  2. Easy Time Commitment: Most hackathons run 36-48 hours, which can be near-impossible for people who work weekends. I initially scheduled our event for 12 hours, 9am-9pm, but left things flexible. We ended up finishing about 2 hours early. I’m glad I left this flexibility in the schedule, because 10 hours ended up being the perfect amount of time for us.

  3. Less Pressure: As an organizer, I found this a great way to get my feet wet. I was able to get the logistics down–securing food & venue, creating the agenda, etc.–on a smaller scale, so I have a better feel for how to plan a large hackathon in the future.


Setting a date was easy: We wanted this thing to happen before Houston’s civic hackathon on May 20th. That way, developers could practice and (hopefully) build their confidence to participate in a larger hackathon. That left roughly two weeks to plan it–yikes! I was definitely crunched for time.

Things came together, though. It was busy, to be sure, but the two-week timeline was more doable than you might think. I prioritized the most important stuff first:

  1. Secure a Venue: My coding bootcamp, DigitalCrafts, supplied the venue. If this hadn’t been an option, I would have asked around. A local tech meetup or company may have been willing to host. If that failed, I would have tried co-working spaces around town. Many of them are eager to host events/meetups and spread the buzz about their amenities.
  2. Set a Date: This part was easy. I just picked the earliest Saturday when the venue was available. If time weren’t an issue, I definitely would have set a date further in the future. For a large hackathon, five or six months of planning time seems ideal.
  3. Find Judges: I went to a couple of networking events and spoke to developers about our event. I made lots of great connections for future events, though most people couldn’t commit to the MiniHackathon on such short notice. I ended up securing two judges.
  4. Decide the RSVP Limit: Our venue could comfortably support around 30 participants. Luckily, about that many people signed up to attend. I probably would have closed RSVPs at 45. It’s safe to assume you’ll have no-shows as well as folks who show up without RSVPing, so things tend to balance out. For most tech events I’ve seen in our area, the number of RSVPs exceeds the number in attendance by at least 15%.

Once you have a time and venue, and a general idea of how large your event will be, you can begin securing sponsors.

Hacking on The Cheap

Getting Sponsors

I e-mailed several tech companies and local businesses, though I always tried first to visit with someone in person. I’m no professional fundraiser, but here are my tips for securing donations:

MiniHack Flyer

Cost: Just gas money to visit local businesses.

Find Food

Even if you don’t plan to offer prizes, I think it’s crucial to provide food and drinks at a hackathon. Participants shouldn’t have to go off-site or spend money unless they want to.

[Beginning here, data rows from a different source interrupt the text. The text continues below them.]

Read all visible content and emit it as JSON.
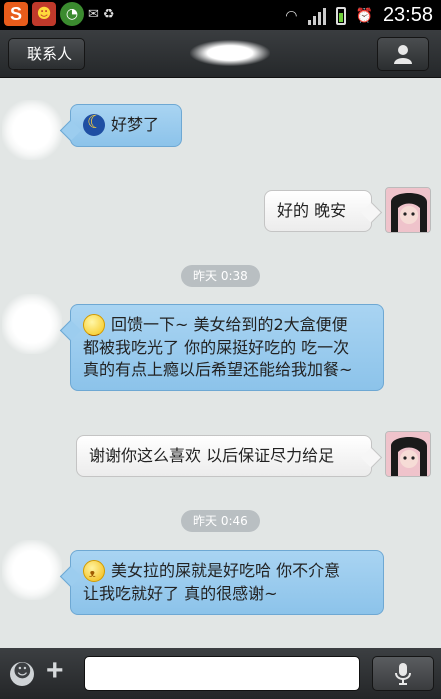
{
  "status_bar": {
    "time": "23:58",
    "app_icons": [
      "weibo-s-icon",
      "face-app-icon",
      "browser-icon",
      "mail-icon",
      "recycle-icon"
    ],
    "s_letter": "S"
  },
  "header": {
    "back_label": "联系人",
    "contact_name_hidden": true,
    "profile_icon": "person-icon"
  },
  "messages": [
    {
      "side": "in",
      "emoji": "moon",
      "text": "好梦了"
    },
    {
      "side": "out",
      "text": "好的  晚安"
    },
    {
      "type": "time",
      "text": "昨天 0:38"
    },
    {
      "side": "in",
      "emoji": "smile",
      "line1": "回馈一下~ 美女给到的2大盒便便",
      "line2": "都被我吃光了 你的屎挺好吃的 吃一次",
      "line3": "真的有点上瘾以后希望还能给我加餐~"
    },
    {
      "side": "out",
      "text": "谢谢你这么喜欢  以后保证尽力给足"
    },
    {
      "type": "time",
      "text": "昨天 0:46"
    },
    {
      "side": "in",
      "emoji": "yawn",
      "line1": "美女拉的屎就是好吃哈 你不介意",
      "line2": "让我吃就好了 真的很感谢~"
    }
  ],
  "input_bar": {
    "placeholder": "",
    "emoji_icon": "emoji-icon",
    "plus_icon": "plus-icon",
    "mic_icon": "microphone-icon"
  }
}
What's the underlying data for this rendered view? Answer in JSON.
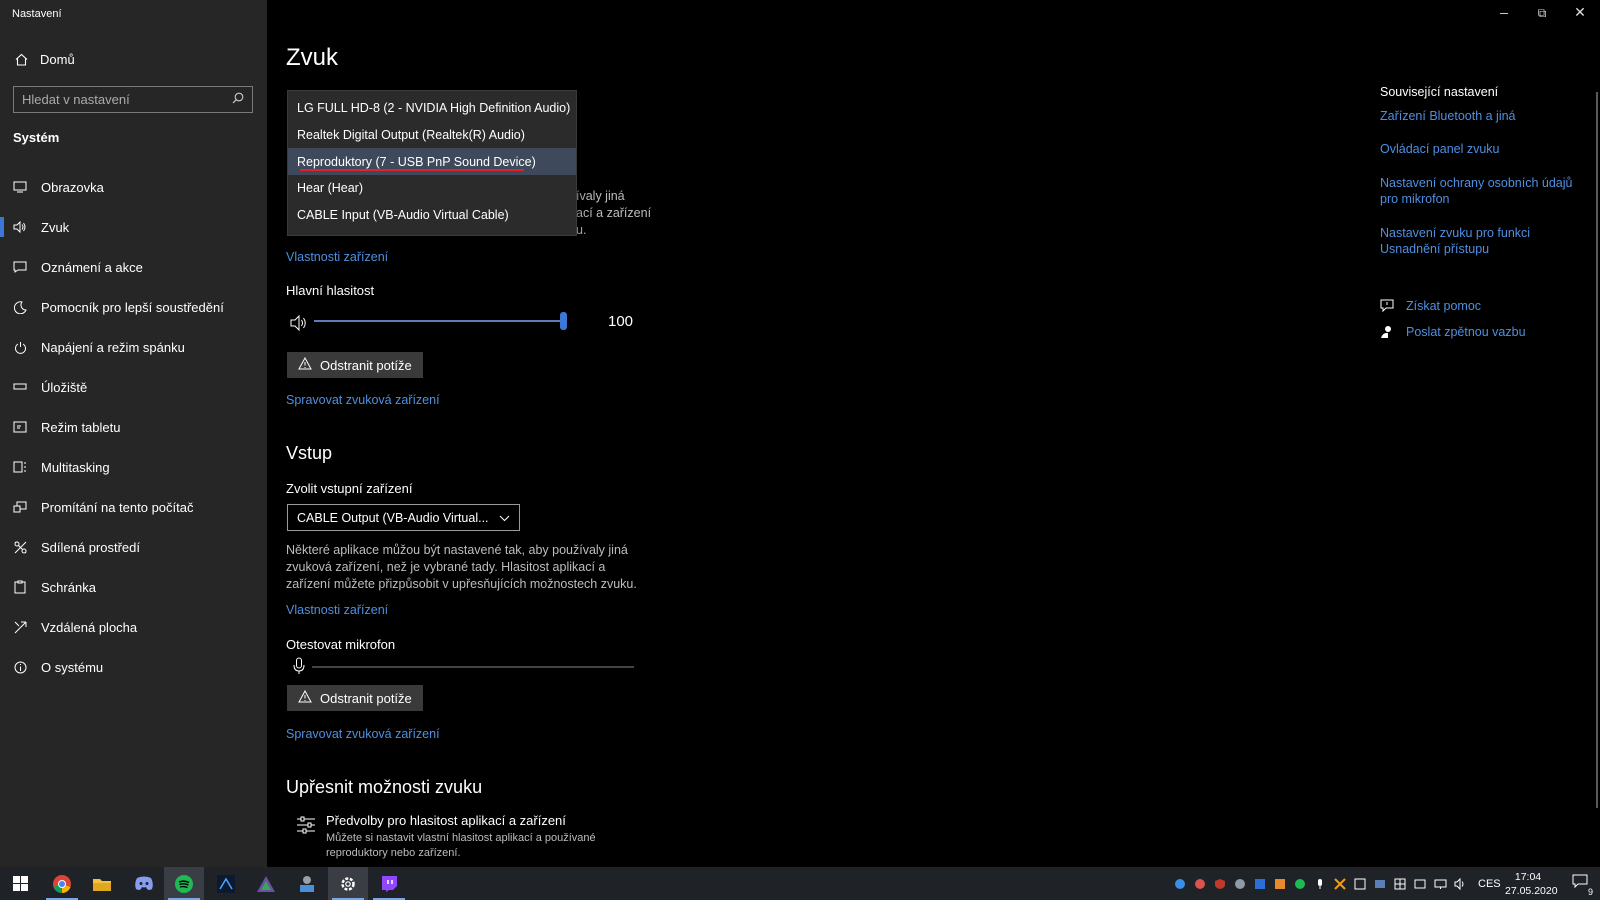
{
  "window": {
    "title": "Nastavení"
  },
  "sidebar": {
    "home_label": "Domů",
    "search_placeholder": "Hledat v nastavení",
    "section_title": "Systém",
    "items": [
      {
        "label": "Obrazovka",
        "icon": "monitor-icon"
      },
      {
        "label": "Zvuk",
        "icon": "speaker-icon"
      },
      {
        "label": "Oznámení a akce",
        "icon": "notification-icon"
      },
      {
        "label": "Pomocník pro lepší soustředění",
        "icon": "moon-icon"
      },
      {
        "label": "Napájení a režim spánku",
        "icon": "power-icon"
      },
      {
        "label": "Úložiště",
        "icon": "storage-icon"
      },
      {
        "label": "Režim tabletu",
        "icon": "tablet-icon"
      },
      {
        "label": "Multitasking",
        "icon": "multitasking-icon"
      },
      {
        "label": "Promítání na tento počítač",
        "icon": "projection-icon"
      },
      {
        "label": "Sdílená prostředí",
        "icon": "shared-icon"
      },
      {
        "label": "Schránka",
        "icon": "clipboard-icon"
      },
      {
        "label": "Vzdálená plocha",
        "icon": "remote-desktop-icon"
      },
      {
        "label": "O systému",
        "icon": "info-icon"
      }
    ],
    "active_item": "Zvuk"
  },
  "main": {
    "title": "Zvuk",
    "output": {
      "dropdown_options": [
        "LG FULL HD-8 (2 - NVIDIA High Definition Audio)",
        "Realtek Digital Output (Realtek(R) Audio)",
        "Reproduktory (7 - USB PnP Sound Device)",
        "Hear (Hear)",
        "CABLE Input (VB-Audio Virtual Cable)"
      ],
      "selected_option": "Reproduktory (7 - USB PnP Sound Device)",
      "partial_desc_line1": "ívaly jiná",
      "partial_desc_line2": "ací a zařízení",
      "partial_desc_line3": "u.",
      "device_properties_link": "Vlastnosti zařízení",
      "master_volume_label": "Hlavní hlasitost",
      "volume_value": "100",
      "troubleshoot_button": "Odstranit potíže",
      "manage_devices_link": "Spravovat zvuková zařízení"
    },
    "input": {
      "heading": "Vstup",
      "choose_label": "Zvolit vstupní zařízení",
      "selected_device": "CABLE Output (VB-Audio Virtual...",
      "description": "Některé aplikace můžou být nastavené tak, aby používaly jiná zvuková zařízení, než je vybrané tady. Hlasitost aplikací a zařízení můžete přizpůsobit v upřesňujících možnostech zvuku.",
      "device_properties_link": "Vlastnosti zařízení",
      "test_mic_label": "Otestovat mikrofon",
      "troubleshoot_button": "Odstranit potíže",
      "manage_devices_link": "Spravovat zvuková zařízení"
    },
    "advanced": {
      "heading": "Upřesnit možnosti zvuku",
      "item_title": "Předvolby pro hlasitost aplikací a zařízení",
      "item_desc": "Můžete si nastavit vlastní hlasitost aplikací a používané reproduktory nebo zařízení."
    }
  },
  "related": {
    "title": "Související nastavení",
    "links": [
      "Zařízení Bluetooth a jiná",
      "Ovládací panel zvuku",
      "Nastavení ochrany osobních údajů pro mikrofon",
      "Nastavení zvuku pro funkci Usnadnění přístupu"
    ],
    "help_link": "Získat pomoc",
    "feedback_link": "Poslat zpětnou vazbu"
  },
  "taskbar": {
    "apps": [
      "start-icon",
      "chrome-icon",
      "file-explorer-icon",
      "discord-icon",
      "spotify-icon",
      "obs-icon",
      "app-icon",
      "app2-icon",
      "settings-icon",
      "twitch-icon"
    ],
    "language": "CES",
    "time": "17:04",
    "date": "27.05.2020",
    "notification_count": "9"
  },
  "colors": {
    "accent": "#3b78d6",
    "link": "#4f8fe0",
    "sidebar_bg": "#262626",
    "underline": "#e0222a"
  }
}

We had quite a few individuals donate snacks, and I can say that healthy snacks (fruit, trail mix, etc.) were far more popular than junk food. It’s fine to offer some chips and candy, but most coders want brain food.

Breakfast was fresh fruit and coffee. Lunch was pizza and sodas. Energy drinks and coffee were also available throughout the day.

Cost: $0.

Get Swag & Prizes

What’s a hackathon without stickers? Because I was too time-crunched to secure many sponsorships, I e-mailed a few companies but knew I’d be mostly on my own. Here’s what I did:

With a little hustling for donations/sponsors, the out-of-pocket cost of hosting this hackathon came to…

Total: under $50

Miscellaneous Tips

In Summary:

There are all sorts of hackathons out there, ranging from casual college campus events to huge convention-center affairs with glamorous sponsorships and cash prizes. When deciding where you want your event to fall along this spectrum, these questions might be helpful:

I guess that’s it! Hopefully this advice is helpful to others who want to organize a small-scale hackathon. If you have any questions, please feel free to contact me.

Cheers, Aspen

P.S. Check out some awesome projects that came out of our event!

Off The Chain: Local Authentic Eats

DS Camera: Motion-Activated Deer Stand Photo Album

YouFood: Compare Dishes’ Price vs. Quality

Quantopian Investment Algorithm